Website and app data records
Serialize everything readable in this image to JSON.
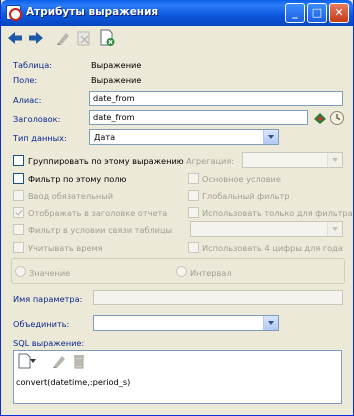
{
  "window": {
    "title": "Атрибуты выражения",
    "minimize_label": "_",
    "maximize_label": "□",
    "close_label": "✕"
  },
  "toolbar": {
    "back_icon": "arrow-left-icon",
    "forward_icon": "arrow-right-icon",
    "edit_icon": "pen-icon",
    "delete_icon": "delete-icon",
    "new_icon": "new-document-icon"
  },
  "info": {
    "table_label": "Таблица:",
    "table_value": "Выражение",
    "field_label": "Поле:",
    "field_value": "Выражение"
  },
  "form": {
    "alias_label": "Алиас:",
    "alias_value": "date_from",
    "caption_label": "Заголовок:",
    "caption_value": "date_from",
    "datatype_label": "Тип данных:",
    "datatype_value": "Дата",
    "param_label": "Имя параметра:",
    "param_value": "",
    "combine_label": "Объединить:",
    "combine_value": "",
    "sql_label": "SQL выражение:",
    "sql_value": "convert(datetime,:period_s)"
  },
  "options": {
    "group_by": "Группировать по этому выражению",
    "aggregation_label": "Агрегация:",
    "filter_by": "Фильтр по этому полю",
    "main_condition": "Основное условие",
    "input_required": "Ввод обязательный",
    "global_filter": "Глобальный фильтр",
    "show_in_header": "Отображать в заголовке отчета",
    "filter_only": "Использовать только для фильтра",
    "filter_in_join": "Фильтр в условии связи таблицы",
    "consider_time": "Учитывать время",
    "use_4_digits": "Использовать 4 цифры для года",
    "radio_value": "Значение",
    "radio_interval": "Интервал"
  },
  "colors": {
    "titlebar": "#0A58DC",
    "window_bg": "#ECE9D8",
    "label_blue": "#0B2A8E",
    "disabled_text": "#A09E92"
  }
}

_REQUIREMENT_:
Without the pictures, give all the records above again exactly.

_COMPLETED EXERCISE_:
Serialize everything readable in this image to JSON.
{
  "window": {
    "title": "Атрибуты выражения",
    "minimize_label": "_",
    "maximize_label": "□",
    "close_label": "✕"
  },
  "toolbar": {
    "back_icon": "arrow-left-icon",
    "forward_icon": "arrow-right-icon",
    "edit_icon": "pen-icon",
    "delete_icon": "delete-icon",
    "new_icon": "new-document-icon"
  },
  "info": {
    "table_label": "Таблица:",
    "table_value": "Выражение",
    "field_label": "Поле:",
    "field_value": "Выражение"
  },
  "form": {
    "alias_label": "Алиас:",
    "alias_value": "date_from",
    "caption_label": "Заголовок:",
    "caption_value": "date_from",
    "datatype_label": "Тип данных:",
    "datatype_value": "Дата",
    "param_label": "Имя параметра:",
    "param_value": "",
    "combine_label": "Объединить:",
    "combine_value": "",
    "sql_label": "SQL выражение:",
    "sql_value": "convert(datetime,:period_s)"
  },
  "options": {
    "group_by": "Группировать по этому выражению",
    "aggregation_label": "Агрегация:",
    "filter_by": "Фильтр по этому полю",
    "main_condition": "Основное условие",
    "input_required": "Ввод обязательный",
    "global_filter": "Глобальный фильтр",
    "show_in_header": "Отображать в заголовке отчета",
    "filter_only": "Использовать только для фильтра",
    "filter_in_join": "Фильтр в условии связи таблицы",
    "consider_time": "Учитывать время",
    "use_4_digits": "Использовать 4 цифры для года",
    "radio_value": "Значение",
    "radio_interval": "Интервал"
  },
  "colors": {
    "titlebar": "#0A58DC",
    "window_bg": "#ECE9D8",
    "label_blue": "#0B2A8E",
    "disabled_text": "#A09E92"
  }
}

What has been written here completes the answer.